Copyright ©The Author(s) 2016. Published by Baishideng Publishing Group Inc. All rights reserved.
World J Otorhinolaryngol. Feb 28, 2016; 6(1): 1-12
Published online Feb 28, 2016. doi: 10.5319/wjo.v6.i1.1
It is 2015: What are the best diagnostic and treatment options for Ménière’s disease?
Safeer Shah, Abel Ignatius, Syed Ahsan
Safeer Shah, Abel Ignatius, Wayne State University School of Medicine, Detroit, MI 48201, United States
Syed Ahsan, Department of Otolaryngology/Head and Neck Surgery, Henry Ford Health System, Detroit, MI 48202, United States
Author contributions: Shah S was involved in the acquisition of information, drafting the article and final approval of the version of the article for submission; Ignatius A was involved in the acquisition of information, drafting of the article and approval of the final version for submission; Ahsan S was responsible for conception and design of the review, drafting the article, performing final editing and approval of the final version for submission.
Conflict-of-interest statement: The authors have no conflicts of interest to declare.
Open-Access: This article is an open-access article which was selected by an in-house editor and fully peer-reviewed by external reviewers. It is distributed in accordance with the Creative Commons Attribution Non Commercial (CC BY-NC 4.0) license, which permits others to distribute, remix, adapt, build upon this work non-commercially, and license their derivative works on different terms, provided the original work is properly cited and the use is non-commercial. See: http://creativecommons.org/licenses/by-nc/4.0/
Correspondence to: Syed Ahsan, MD, FACS, Department of Otolaryngology/Head and Neck Surgery, Henry Ford Health System, 2799 W. Grand Blvd. K-8, Detroit, MI 48202, United States. sahsan3@hfhs.org
Telephone: +1-313-9167442
Received: July 22, 2015
Peer-review started: July 27, 2015
First decision: October 13, 2015
Revised: October 22, 2015
Accepted: December 7, 2015
Article in press: December 8, 2015
Published online: February 28, 2016
Abstract

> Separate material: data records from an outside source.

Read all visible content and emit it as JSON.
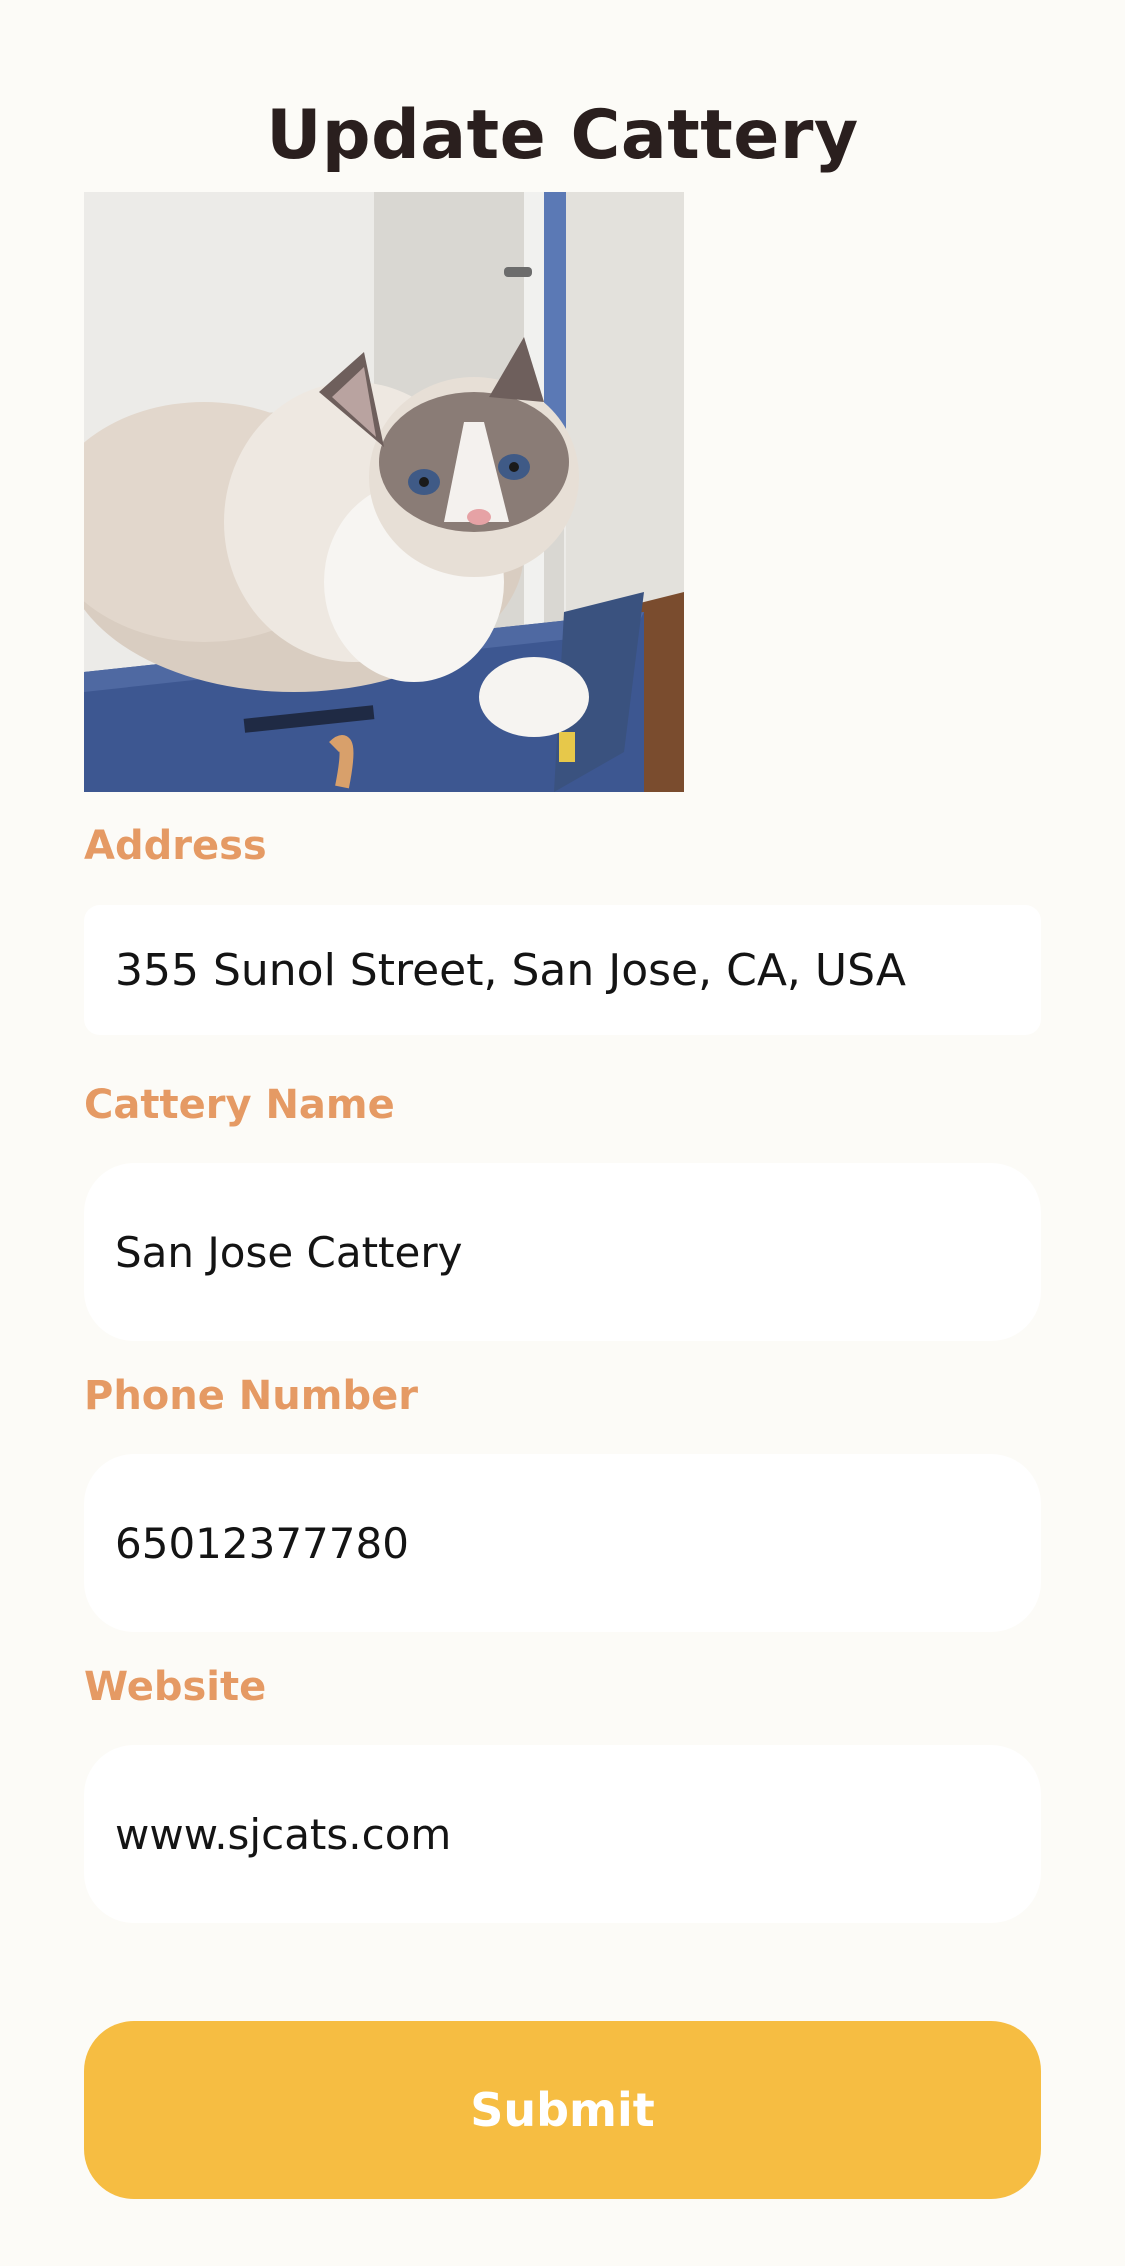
{
  "page": {
    "title": "Update Cattery"
  },
  "photo": {
    "alt": "cat lying on a blue cardboard box"
  },
  "form": {
    "address": {
      "label": "Address",
      "value": "355 Sunol Street, San Jose, CA, USA"
    },
    "cattery_name": {
      "label": "Cattery Name",
      "value": "San Jose Cattery"
    },
    "phone_number": {
      "label": "Phone Number",
      "value": "65012377780"
    },
    "website": {
      "label": "Website",
      "value": "www.sjcats.com"
    },
    "submit_label": "Submit"
  },
  "colors": {
    "background": "#fcfbf7",
    "title": "#2a1f1e",
    "label": "#e59a64",
    "field_background": "#ffffff",
    "submit_background": "#f6bd42",
    "submit_text": "#ffffff"
  }
}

Ménière’s disease (MD) is a common cause of recurrent vertigo. Its pathophysiology is still unclear and controversial. The most common histological finding in postmortem temporal bone studies of patients is endolymphatic hydrops (EH). However, not all cases of hydrops are associated with MD and it may represent the end point of various etiologies. The diagnostic criteria for MD have undergone changes during the past few decades. A recent collaboration among specialty societies in United States, Europe and Japan has given rise to a new set of guidelines for the diagnosis and classification of MD. The aim is to develop international consensus criteria for MD that would help improve the quality of data collected from patients. The diagnosis of MD can be difficult in some cases as there is no gold standard for testing. Previous use of audiometric data and electrocochleography are poorly sensitive as screening tools. Recently magnetic resonance imaging as a diagnostic tool for identifying EH has gained popularity in Asia and Europe. Vestibular evoked myogenic potentials are also used but lack specificity. Finally, the treatment for MD has improved with the introduction of intratympanic treatments with steroids and gentamicin as well as less invasive treatment with the Meniett device.

Keywords: Ménière’s disease, Review, Pathophysiology, Diagnosis, Treatment

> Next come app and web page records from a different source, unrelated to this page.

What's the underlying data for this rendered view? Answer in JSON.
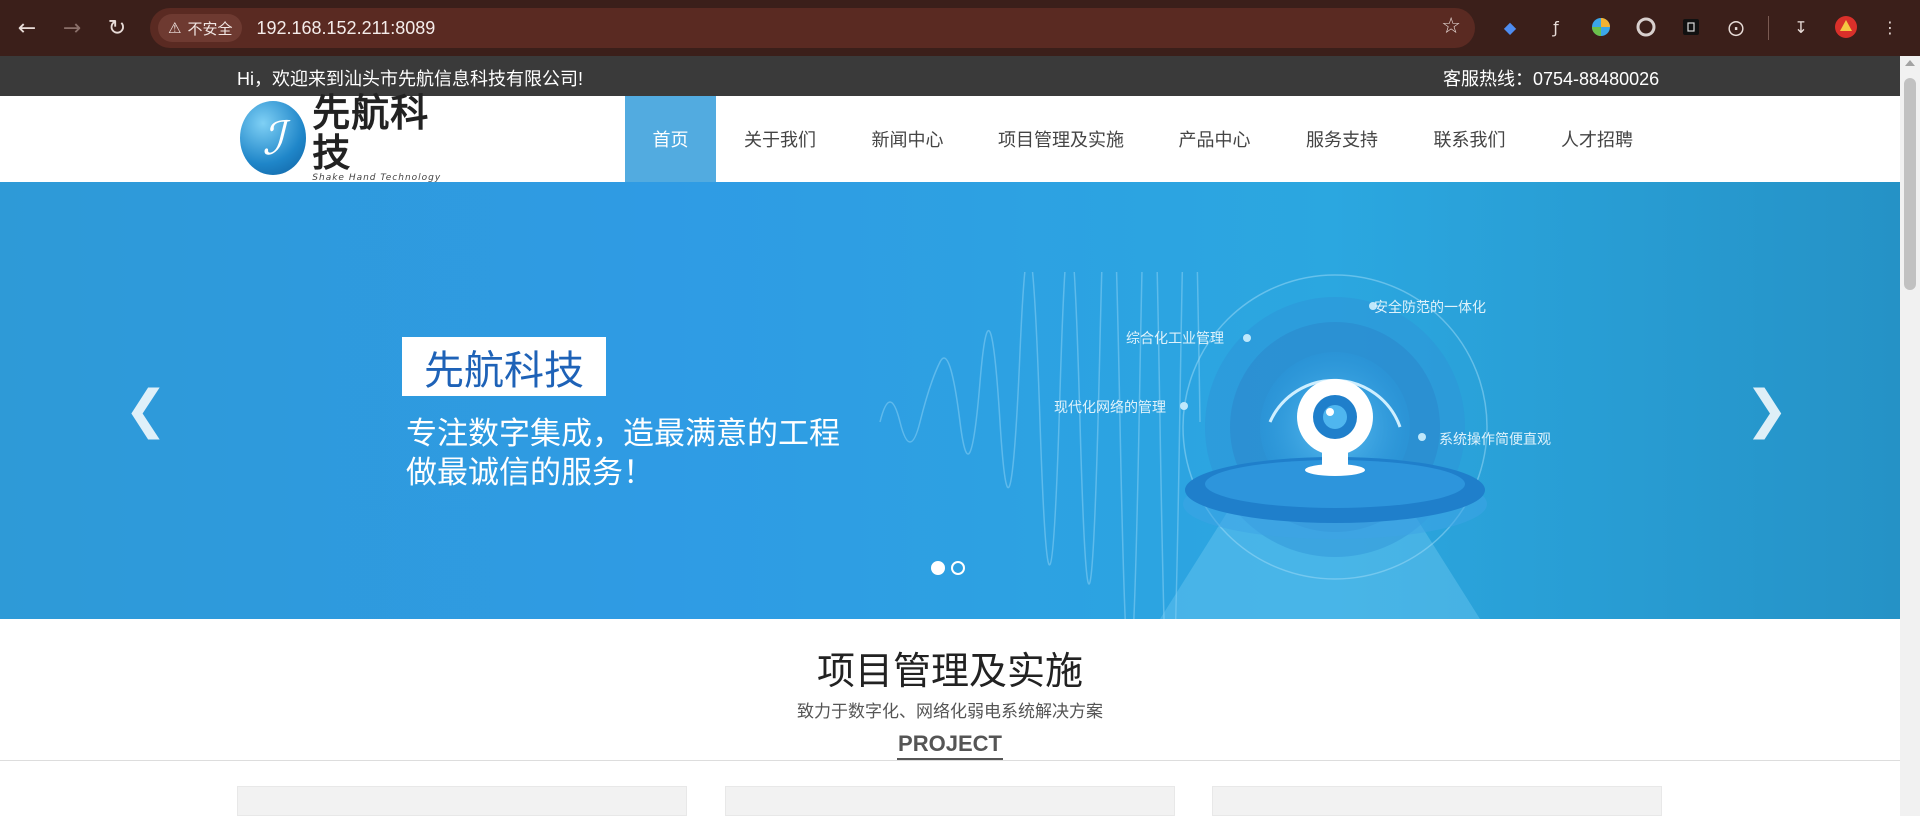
{
  "browser": {
    "security_label": "不安全",
    "url": "192.168.152.211:8089"
  },
  "topbar": {
    "welcome": "Hi，欢迎来到汕头市先航信息科技有限公司!",
    "hotline": "客服热线：0754-88480026"
  },
  "logo": {
    "cn": "先航科技",
    "en": "Shake Hand Technology"
  },
  "nav": {
    "items": [
      {
        "label": "首页"
      },
      {
        "label": "关于我们"
      },
      {
        "label": "新闻中心"
      },
      {
        "label": "项目管理及实施"
      },
      {
        "label": "产品中心"
      },
      {
        "label": "服务支持"
      },
      {
        "label": "联系我们"
      },
      {
        "label": "人才招聘"
      }
    ]
  },
  "banner": {
    "title": "先航科技",
    "slogan_line1": "专注数字集成，造最满意的工程",
    "slogan_line2": "做最诚信的服务！",
    "features": [
      "安全防范的一体化",
      "综合化工业管理",
      "现代化网络的管理",
      "系统操作简便直观"
    ],
    "slide_count": 2,
    "active_slide": 1
  },
  "project_section": {
    "title": "项目管理及实施",
    "subtitle": "致力于数字化、网络化弱电系统解决方案",
    "en_title": "PROJECT"
  },
  "colors": {
    "nav_active": "#52abe0",
    "banner_blue": "#2e9ad7",
    "topbar_bg": "#3a3a3a"
  }
}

Core tip: The pathophysiology of Ménière’s disease (MD) is still unclear and controversial. The most common histological finding in postmortem temporal bone studies of patients is endolymphatic hydrops. This finding is utilized in the newest method of diagnosis using magnetic resonance imaging with intratympanic or intravenous gadolinium. Changes to the diagnostic criteria have been proposed with collaboration from various international societies. This will help in communication and improve quality of published data. Finally, the use of intratympanic steroids and Meniett pressure treatments offers less invasive and destructive treatments for patients with MD.